Get the best tech support and pay the lowest price on any Web hosting package with Avantex. Click here for more information.

SureMail™ is the most reliable email service there is. Get less spam and less email virusses. Unlimited autoresponders. Learn more by clicking here.

SureMail™ is the most reliable email service there is. Get less spam and less email virusses. Unlimited autoresponders. Learn more by clicking here.

Save thousands of dollars by building your own Web site. No programming skills necessary. No software to download or install. Learn more by clicking here.

Apple's new OS X 10.8 is integrating Apple's iCloud service

Add to     Digg this story Digg this

Get a great Linux dedicated server for less than $4 a day!

Share on Twitter

February 17, 2012

It was revealed late yesterday that Apple's new OS X 10.8 operating system, dubbed Mountain Lion, will be more deeply integrated into Apple's new iCloud service, with a sharp focus on the user's freedom to do more than ever before.

For example, storing your documents 'in the cloud' won't feel like an extra value-added feature-– it will simply feel like its already part of the OS itself, and that's because it is. Mountain Lion was designed from the ground up using the Cloud, and it does it eloquently.

Apple says that the cloud is just simply another drive, and it is, and saving to the cloud should look and feel no different than saving to your documents folder, to your desktop or to any other folder of your choice located on your local hard drive or network drive.

And the concept isn't new at all-- it's been around for the past 15 or more years! It’s what startups like Dropbox are doing today-- making a drive that appears like any other, but that can be accessed from any computer or server.

While on the surface, it’s easy to call iCloud “Apple’s version of Dropbox,” but the truth is actually more complex-- it’s all about building a new computing paradigm, and doing things a bit differently, but without changing your life around in any way.

In testing the new iCloud integration in Mountain Lion, a file could be open in multiple locations, say your Mac, your iPad or your iPhone, and when any change is made to the file, it appears almost instantly across all three devices and in real time.

You don’t have to wait for a notification that the file was closed in the other device, or reload the file in any way. It just appears and it's there for you.

And while the concept could be interpreted that iCloud is rapidly turning into Apple’s own, an improved version of Dropbox, it’s also a strong competitor to Google Docs, and the long-rumored Google Drive-- two products which are similar in concept but that don't exactly integrate or work in the same manner.

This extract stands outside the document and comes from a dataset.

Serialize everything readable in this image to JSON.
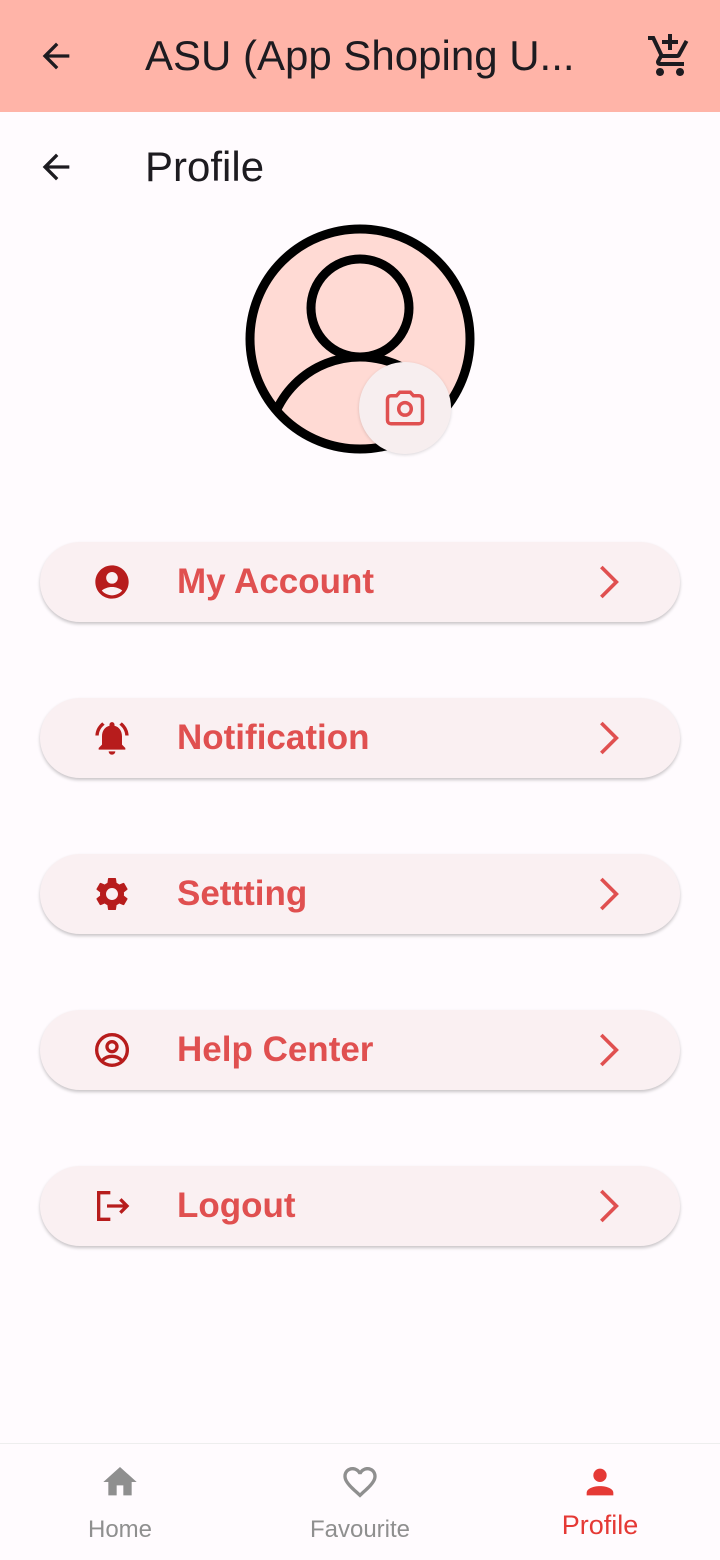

To help make the transition to the cloud a bit more seamless, Apple has embedded the cloud deep into its new version of Mountain Lion, right down to the Open and Save dialog boxes.

Mac Store Apps will be able to immediately save to either the local file system or to iCloud directly. Apple's iCloud is also integrated into the Finder, revealing a realtime list of multiple files, all sorted by applications.

And managing all those files has an iOS-like flare-- you drag and drop them on top of each other to make a folder, for example. And even the background looks like the iOS springboard.

But with Google, the concept is that file creation itself can migrate to the cloud. An online office suite is “good enough,” if not as good, as a native one. And “good enough” will win due to ease of use. With almost a completely opposing view, Apple’s iCloud system is doing the reverse-- bringing all the capabilities of the cloud to the richer, more robust native apps.

This includes not just office apps in iWork, but through the use of developer APIs, it will extend to any apps that need to be iCloud-enabled. Although today, iCloud support is more limited for third-parties, the APIs will improve in time.

Eventually, any app running on the Apple platform (desktop or mobile), will have all the tools to move data between its various different installations, no matter where they reside, which is the whole idea behind Cloud-based apps.

However, Apple’s iCloud isn't just about building a better Dropbox-– it’s all about keeping everything in sync: Mail, Contacts, Documents, Photos, Graphics, Calendars, Reminders, Bookmarks, Notes, Accounts, and a lot more.

But for now, the end user sees Apple's iCloud eco-system as "this Internet location", as represented by a new choice to make: “save to iCloud?” But this feels like a small transitory step between the world we’re accustomed to and a future in the cloud.

The funny thing about this in-between step is that it somewhat misrepresents the cloud in its attempt at simplicity. The cloud isn't actually a “hard drive in the sky”. It’s simply a tool that allows us to maintain a single computing environment, no matter where we are or what device we use. Period.

From we can tell here, and from the various tests we've done, it looks like 'Mountain Lion' is off to a good start, and we've also noticed that the OS responds fast to any click of the mouse.

Source: OS Today.

Add to     Digg this story Digg this

Get a great Linux dedicated server for less than $4 a day!

Share on Twitter

home | news archives | advertise with us | contact

Copyright © OS Today.   

All logos or service marks on this website are the property of their respective companies.